- [PROVIDED INFORMATION]:

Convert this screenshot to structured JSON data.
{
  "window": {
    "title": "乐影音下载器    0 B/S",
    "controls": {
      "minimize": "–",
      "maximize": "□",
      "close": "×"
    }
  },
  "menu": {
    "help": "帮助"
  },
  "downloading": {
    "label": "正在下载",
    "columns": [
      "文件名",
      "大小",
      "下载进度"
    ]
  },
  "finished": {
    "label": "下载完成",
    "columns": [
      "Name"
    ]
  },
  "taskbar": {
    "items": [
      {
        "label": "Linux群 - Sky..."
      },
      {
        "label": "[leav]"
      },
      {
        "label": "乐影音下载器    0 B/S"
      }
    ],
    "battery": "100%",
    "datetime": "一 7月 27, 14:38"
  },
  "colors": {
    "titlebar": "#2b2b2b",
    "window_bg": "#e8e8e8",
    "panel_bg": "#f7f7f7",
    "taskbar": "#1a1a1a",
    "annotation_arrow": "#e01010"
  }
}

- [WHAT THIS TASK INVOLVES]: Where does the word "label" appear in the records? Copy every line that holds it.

- [YOUR SOLUTION]:
    "label": "正在下载",
    "label": "下载完成",
        "label": "Linux群 - Sky..."
        "label": "[leav]"
        "label": "乐影音下载器    0 B/S"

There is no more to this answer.